From there, the road will take you to the small square where you will find Hotel Titano.
The Public Palace (Palazzo Pubblico) is at the same time the town hall of the City of San Marino, as well as the official government building where official state ceremonies take place. It is also the seat of the Republic’s main institutions and administration. The overall design of the building is similar to Palazzo Vecchio in Florence, but on a smaller scale. Constructed between 1884 and 1894, it is now one of the most recognisable symbols of San Marino.
The Basilica di San Marino is the main church of the City of San Marino. It is located in Piazza Domus Plebis. The church was built in 1836 in the neoclassical style, in the place of an earlier church from the 7th century.
4. MOUNT TITANO
The most important historical site that you can see in San Marino are three towers on Mount Titano. When you look at San Marino from the Italian coast, you can clearly see these three towers on top of the mountain. The towers were protecting the urban heart of the city.
The first tower – Guaita – was constructed in the 11th century as an impenetrable fortress.
It briefly served as a prison and was rebuilt many times. However, its current form is from the 15th century, which was at the time of the war between San Marino and Malatesta of Rimini.
The tower is open to the public, the entrance fee is Euro 4.50. The tower is impressive, although there is not very much to see inside. Still, you can try to imagine how it must have been for people that resided in the tower while they were protecting the city.
The courtyard is very small and it is also possible to go inside of the tower.
The second tower – Cesta – constructed in the 13th century on remains of an older Roman fort is on the highest summit of Mount Titano.
A short walk from the first to the second tower takes you to the entrance of the second tower. You can also visit the second tower.
A museum in honour of Saint Marinus is in this tower. There you can see over 1550 weapons, from the medieval era to the modern day. I visited the first tower, so I did not visit the second one and the museum, mainly because I didn’t have enough time.
The third tower Montale, constructed in the 14th century, completed the defensive system. This tower is the smallest of all. In fact, it is just a tower unlike the other two which are actually fortresses. Montale was a prison and the only entrance was a door some seven metres from the ground level. That was common for prison architecture of that time. Montale is on the smallest and the last summit of Mount Titano.

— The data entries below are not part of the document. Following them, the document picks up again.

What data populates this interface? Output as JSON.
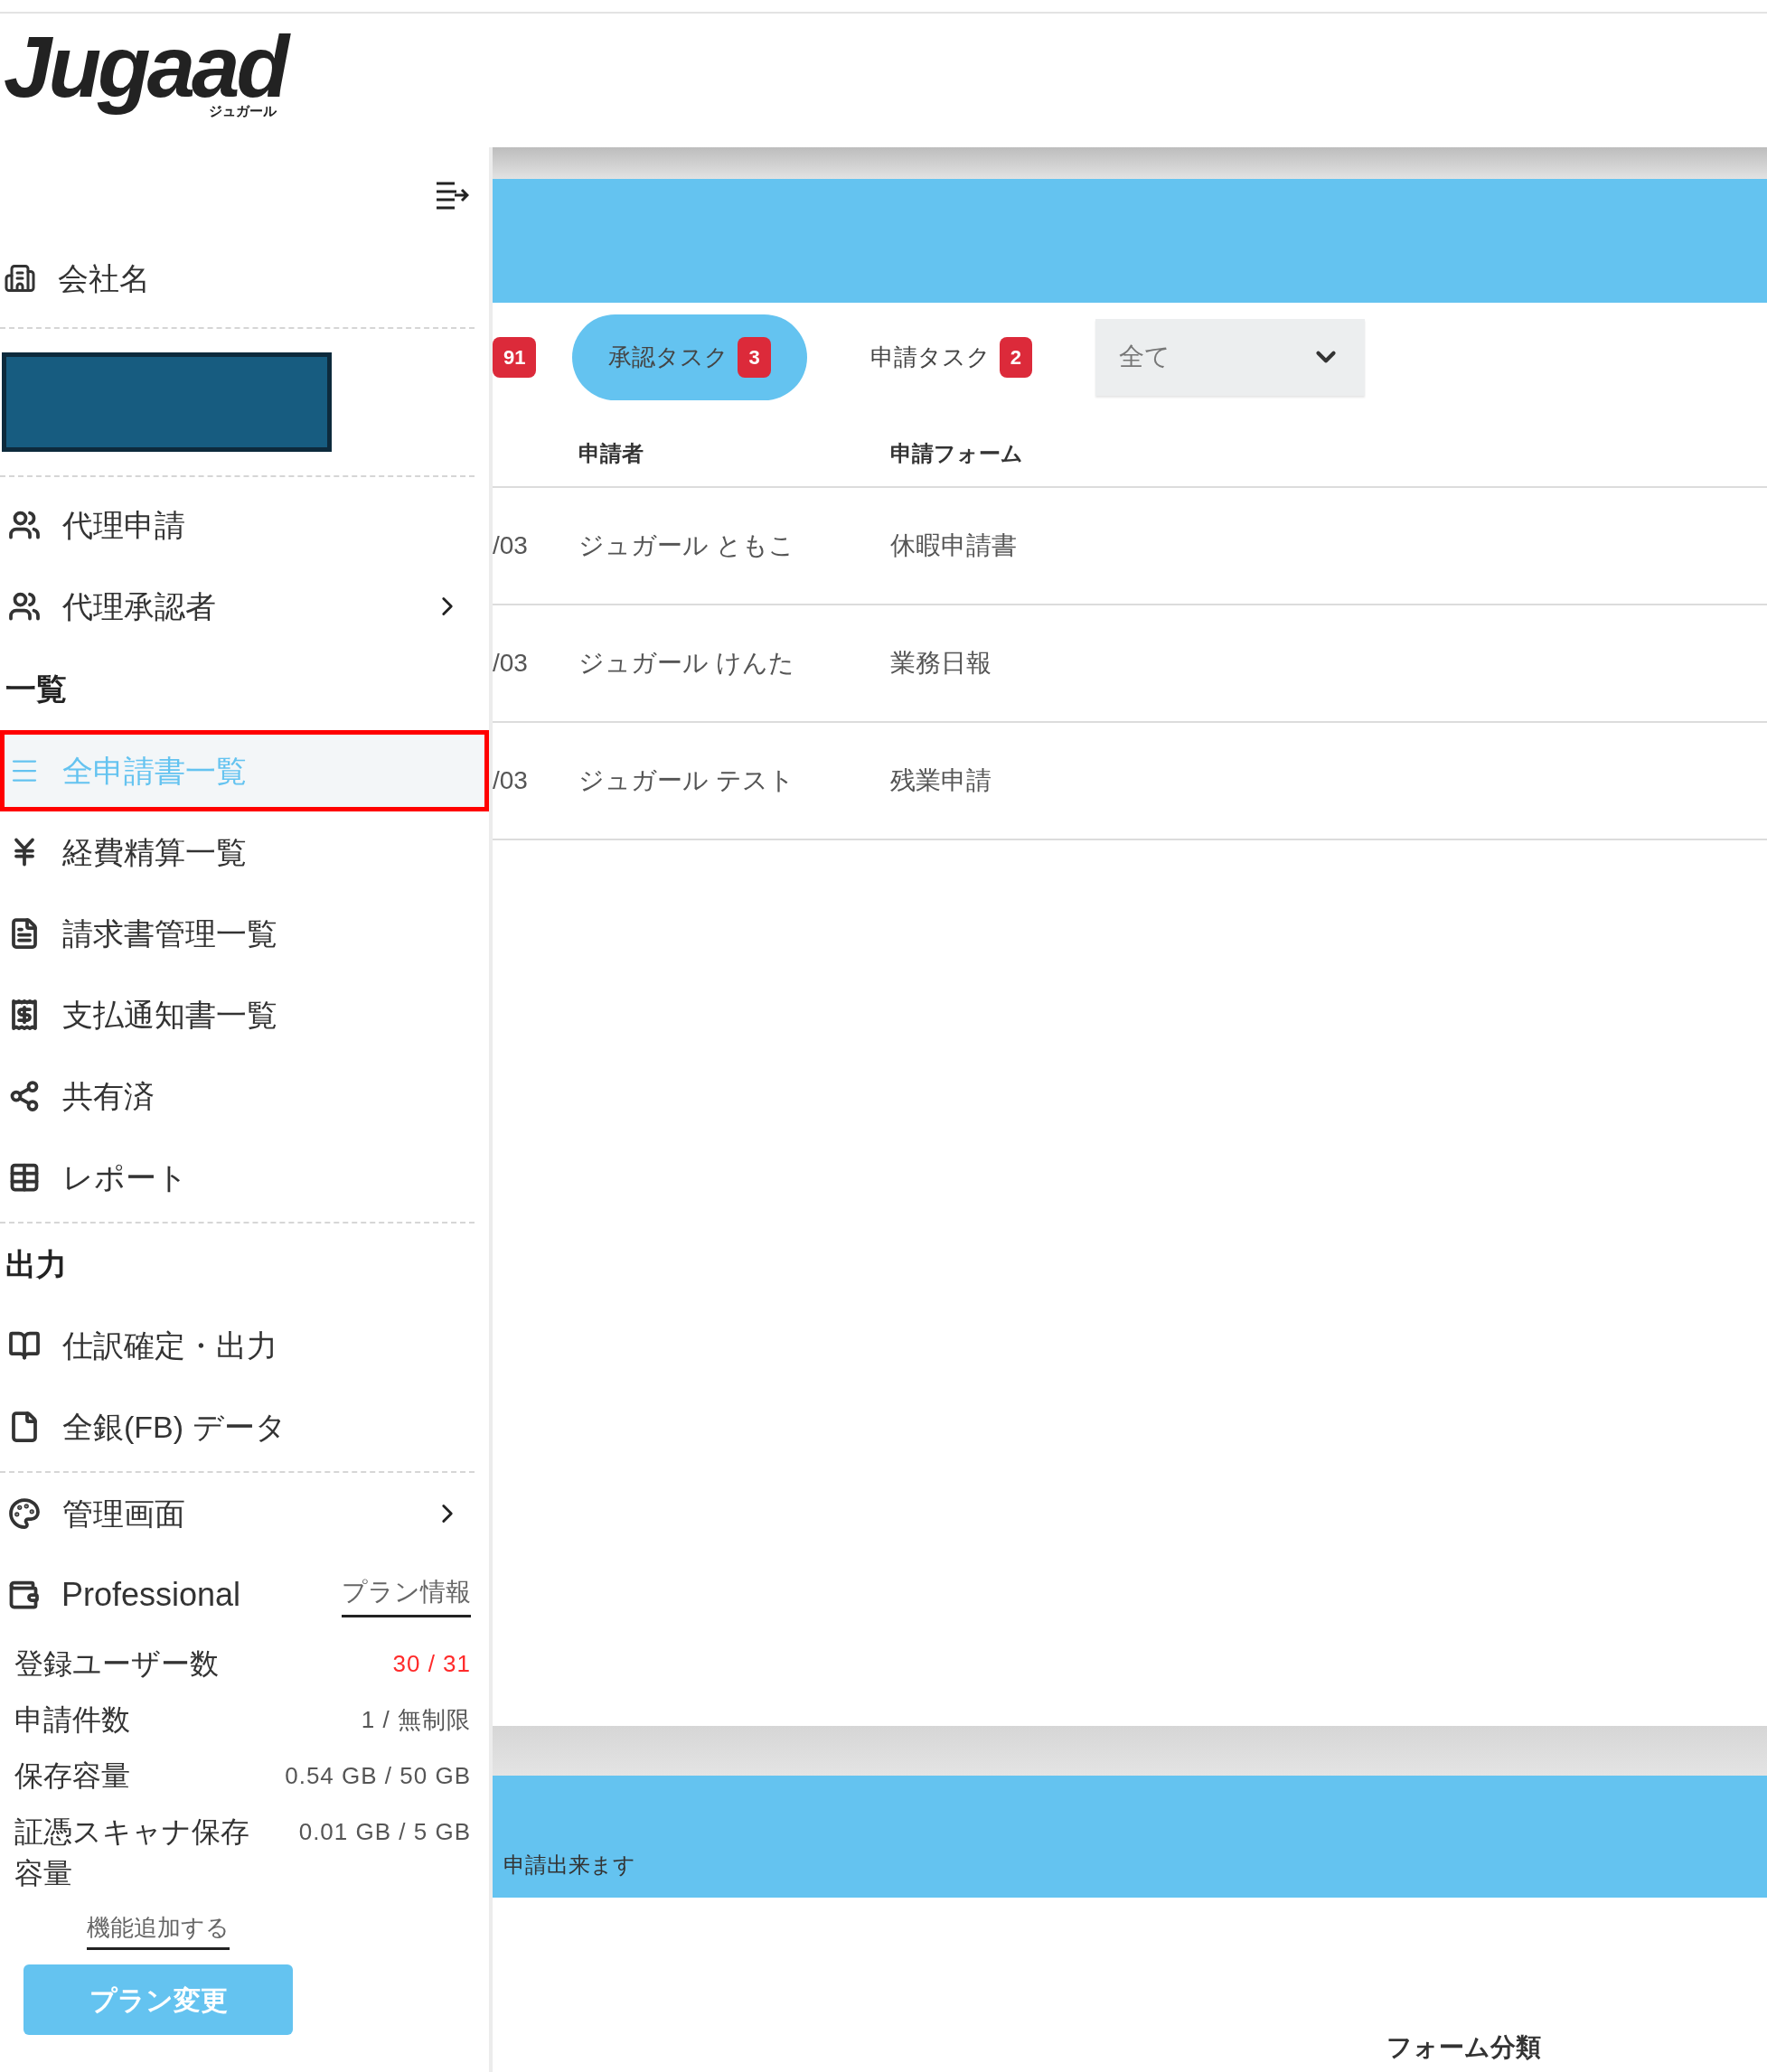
{
  "logo": {
    "text": "Jugaad",
    "subtext": "ジュガール"
  },
  "sidebar": {
    "company": {
      "label": "会社名"
    },
    "delegation": [
      {
        "label": "代理申請",
        "selected": false,
        "highlighted": false,
        "submenu": false
      },
      {
        "label": "代理承認者",
        "selected": false,
        "highlighted": false,
        "submenu": true
      }
    ],
    "lists": {
      "heading": "一覧",
      "items": [
        {
          "label": "全申請書一覧",
          "selected": true,
          "highlighted": true,
          "submenu": false
        },
        {
          "label": "経費精算一覧",
          "selected": false,
          "highlighted": false,
          "submenu": false
        },
        {
          "label": "請求書管理一覧",
          "selected": false,
          "highlighted": false,
          "submenu": false
        },
        {
          "label": "支払通知書一覧",
          "selected": false,
          "highlighted": false,
          "submenu": false
        },
        {
          "label": "共有済",
          "selected": false,
          "highlighted": false,
          "submenu": false
        },
        {
          "label": "レポート",
          "selected": false,
          "highlighted": false,
          "submenu": false
        }
      ]
    },
    "output": {
      "heading": "出力",
      "items": [
        {
          "label": "仕訳確定・出力",
          "selected": false,
          "highlighted": false,
          "submenu": false
        },
        {
          "label": "全銀(FB) データ",
          "selected": false,
          "highlighted": false,
          "submenu": false
        }
      ]
    },
    "admin": [
      {
        "label": "管理画面",
        "selected": false,
        "highlighted": false,
        "submenu": true
      }
    ],
    "plan": {
      "name": "Professional",
      "info_link": "プラン情報",
      "stats": [
        {
          "label": "登録ユーザー数",
          "value": "30 / 31",
          "over_limit": true
        },
        {
          "label": "申請件数",
          "value": "1 / 無制限",
          "over_limit": false
        },
        {
          "label": "保存容量",
          "value": "0.54 GB / 50 GB",
          "over_limit": false
        },
        {
          "label": "証憑スキャナ保存容量",
          "value": "0.01 GB / 5 GB",
          "over_limit": false
        }
      ],
      "add_feature_link": "機能追加する",
      "change_button": "プラン変更"
    }
  },
  "tabs": [
    {
      "badge": "91",
      "selected": false
    },
    {
      "label": "承認タスク",
      "badge": "3",
      "selected": true
    },
    {
      "label": "申請タスク",
      "badge": "2",
      "selected": false
    }
  ],
  "filter": {
    "value": "全て"
  },
  "table": {
    "columns": [
      null,
      "申請者",
      "申請フォーム"
    ],
    "rows": [
      [
        "/03",
        "ジュガール ともこ",
        "休暇申請書"
      ],
      [
        "/03",
        "ジュガール けんた",
        "業務日報"
      ],
      [
        "/03",
        "ジュガール テスト",
        "残業申請"
      ]
    ]
  },
  "banner": {
    "text": "申請出来ます"
  },
  "footer_heading": "フォーム分類"
}
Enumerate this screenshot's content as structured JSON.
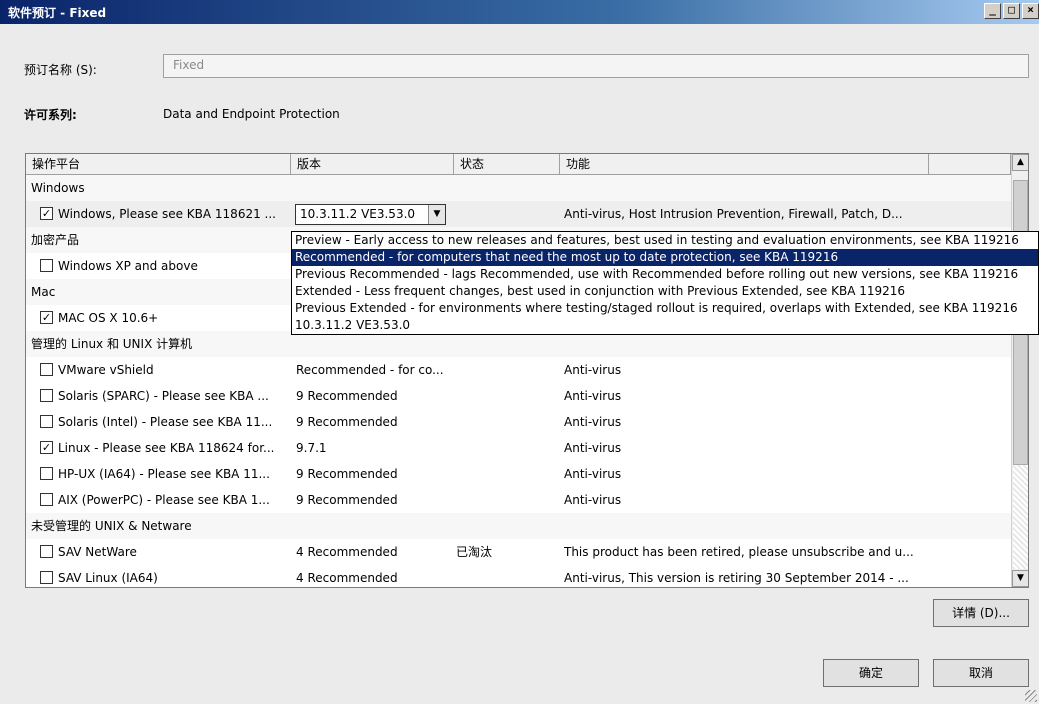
{
  "window": {
    "title": "软件预订 - Fixed",
    "controls": [
      "_",
      "□",
      "×"
    ]
  },
  "form": {
    "name_label": "预订名称 (S):",
    "name_value": "Fixed",
    "license_label": "许可系列:",
    "license_value": "Data and Endpoint Protection"
  },
  "grid": {
    "headers": [
      "操作平台",
      "版本",
      "状态",
      "功能"
    ],
    "rows": [
      {
        "kind": "group",
        "name": "Windows"
      },
      {
        "kind": "item",
        "checked": true,
        "platform": "Windows, Please see KBA 118621 ...",
        "version": "10.3.11.2 VE3.53.0",
        "status": "",
        "features": "Anti-virus, Host Intrusion Prevention, Firewall, Patch, D...",
        "combo": true
      },
      {
        "kind": "group",
        "name": "加密产品"
      },
      {
        "kind": "item",
        "checked": false,
        "platform": "Windows XP and above",
        "version": "",
        "status": "",
        "features": ""
      },
      {
        "kind": "group",
        "name": "Mac"
      },
      {
        "kind": "item",
        "checked": true,
        "platform": "MAC OS X 10.6+",
        "version": "",
        "status": "",
        "features": ""
      },
      {
        "kind": "group",
        "name": "管理的 Linux 和 UNIX 计算机"
      },
      {
        "kind": "item",
        "checked": false,
        "platform": "VMware vShield",
        "version": "Recommended - for co...",
        "status": "",
        "features": "Anti-virus"
      },
      {
        "kind": "item",
        "checked": false,
        "platform": "Solaris (SPARC) - Please see KBA ...",
        "version": "9 Recommended",
        "status": "",
        "features": "Anti-virus"
      },
      {
        "kind": "item",
        "checked": false,
        "platform": "Solaris (Intel) - Please see KBA 11...",
        "version": "9 Recommended",
        "status": "",
        "features": "Anti-virus"
      },
      {
        "kind": "item",
        "checked": true,
        "platform": "Linux - Please see KBA 118624 for...",
        "version": "9.7.1",
        "status": "",
        "features": "Anti-virus"
      },
      {
        "kind": "item",
        "checked": false,
        "platform": "HP-UX (IA64) - Please see KBA 11...",
        "version": "9 Recommended",
        "status": "",
        "features": "Anti-virus"
      },
      {
        "kind": "item",
        "checked": false,
        "platform": "AIX (PowerPC) - Please see KBA 1...",
        "version": "9 Recommended",
        "status": "",
        "features": "Anti-virus"
      },
      {
        "kind": "group",
        "name": "未受管理的 UNIX & Netware"
      },
      {
        "kind": "item",
        "checked": false,
        "platform": "SAV NetWare",
        "version": "4 Recommended",
        "status": "已淘汰",
        "features": "This product has been retired, please unsubscribe and u..."
      },
      {
        "kind": "item",
        "checked": false,
        "platform": "SAV Linux (IA64)",
        "version": "4 Recommended",
        "status": "",
        "features": "Anti-virus, This version is retiring 30 September 2014 - ..."
      }
    ]
  },
  "dropdown": {
    "selected_index": 1,
    "options": [
      "Preview - Early access to new releases and features, best used in testing and evaluation environments, see KBA 119216",
      "Recommended - for computers that need the most up to date protection, see KBA 119216",
      "Previous Recommended - lags Recommended, use with Recommended before rolling out new versions, see KBA 119216",
      "Extended - Less frequent changes, best used in conjunction with Previous Extended, see KBA 119216",
      "Previous Extended - for environments where testing/staged rollout is required, overlaps with Extended, see KBA 119216",
      "10.3.11.2 VE3.53.0"
    ]
  },
  "buttons": {
    "details": "详情 (D)...",
    "ok": "确定",
    "cancel": "取消"
  },
  "icons": {
    "check": "✓",
    "combo_arrow": "▼",
    "scroll_up": "▲",
    "scroll_down": "▼"
  }
}
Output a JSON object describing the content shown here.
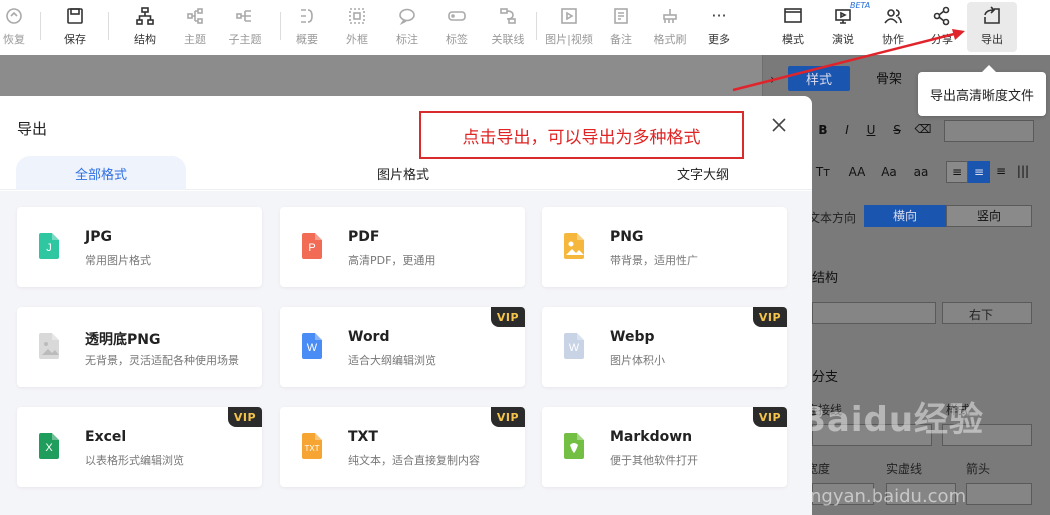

All three towers, when seen together, look magnificent. The historical centre of the City of San Marino and Mount Titano became UNESCO World Heritage Sites in 2008.
5. THE REST OF SAN MARINO
Main historical sites are what everyone inevitably wants to see in San Marino. But, there are also small and narrow medieval alleyways, piazzas and small churches. They are all over the city. You can therefore easily spend several hours wandering around and exploring the place.
The City of San Marino is magical. Its dramatic position high on top of the mountain, combined with its splendid architecture is why it is the top tourist destination. But, such popularity comes with a price. Thus, despite the incredible beauty that surrounds you, you will also find one big tourist shopping centre. All shops mainly sell souvenirs, perfumes, handbags and everything else that may entice you to spend your money. If you can ignore this aspect and if you only pay attention to buildings and main historical sites, San Marino is unforgettable.
In a way, it’s a pity that the City of San Marino is not entirely an authentic city. Nearby cities and towns in neighbouring Italy are equally aesthetically beautiful, but there you can see and feel that people live. Maybe, that’s the price the city has to pay because it is in a dramatic location and with exquisite architecture. A place that everyone wants to visit!
This aspect of the city was a bit of a disappointment for me. Still, I enjoyed the visit and towards the end of the day, I left through Porta del Loco and returned to Italy.